  4. Develop a robust and clear reasonable accommodation policy to address religious and disability issues. Take special care to communicate and administer the accommodation process in a thoughtful way, with emphasis on individualized, confidential consideration of each request.
  5. Be wary about the issues raised by posing prescreening vaccination questions that may trigger an ADA requirement.
  6. Develop a designated “vaccine team” for coordinating this entire process.

If you’re not ready to impose a mandate …?

For employers still not ready, or required by Gov. Brown’s orders, to require their workers to get inoculated against COVID-19, there are at least four other options to consider.

  1. You could launch an information campaign, driving to improve vaccination rates by offering targeted educational opportunities to employees.
  2. You could offer workplace incentives to any employee who can prove full vaccination.
  3. You could require all non-vaccinated personnel to be subject to regular COVID-19 testing to ensure the highest level of workplace safety.
  4. You could also require those who do not prove full vaccination to comply with additional safety restrictions as necessary to maintain a safe working environment.

Each option requires some level of consideration and should be planned carefully, with the help of counsel, as there are potential pitfalls related to discrimination, accommodation, retaliation and compensation.

Every month brings a new rule, a wrinkle in a former rule, or guidance from administrative agencies or Gov. Brown regarding COVID-19. So just like a parent trying to nighttime potty train a toddler, it is imperative to remain optimistic for a better future: one that promises more sleep and fewer rule changes.

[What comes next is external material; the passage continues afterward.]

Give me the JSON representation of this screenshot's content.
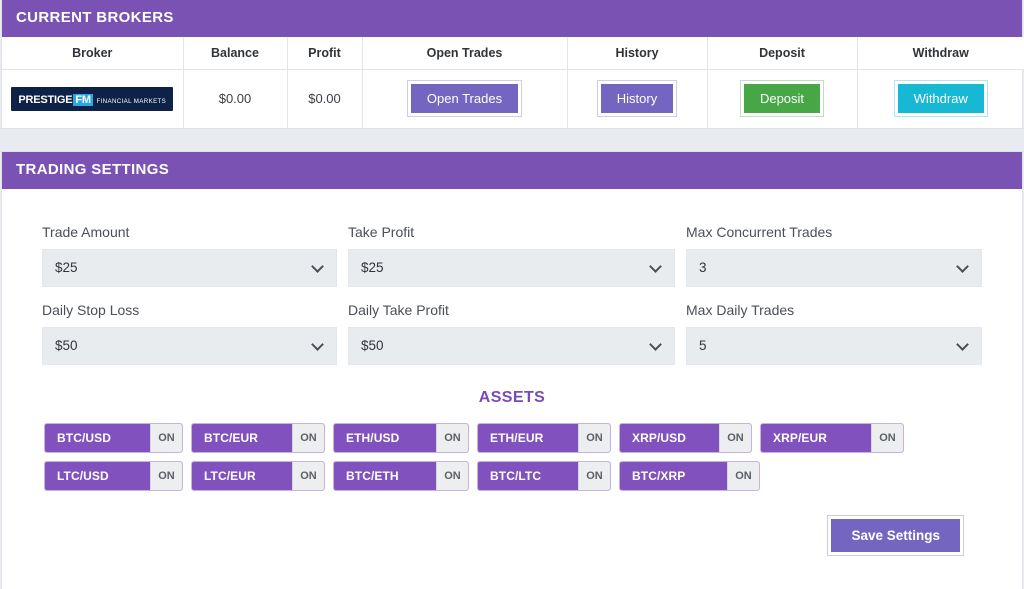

Stephen Scott is an associate in the Portland office of Fisher Phillips, a national firm dedicated to representing employers’ interests in all aspects of workplace law. Contact him at 503-205-8094 or smscott@fisherphillips.com.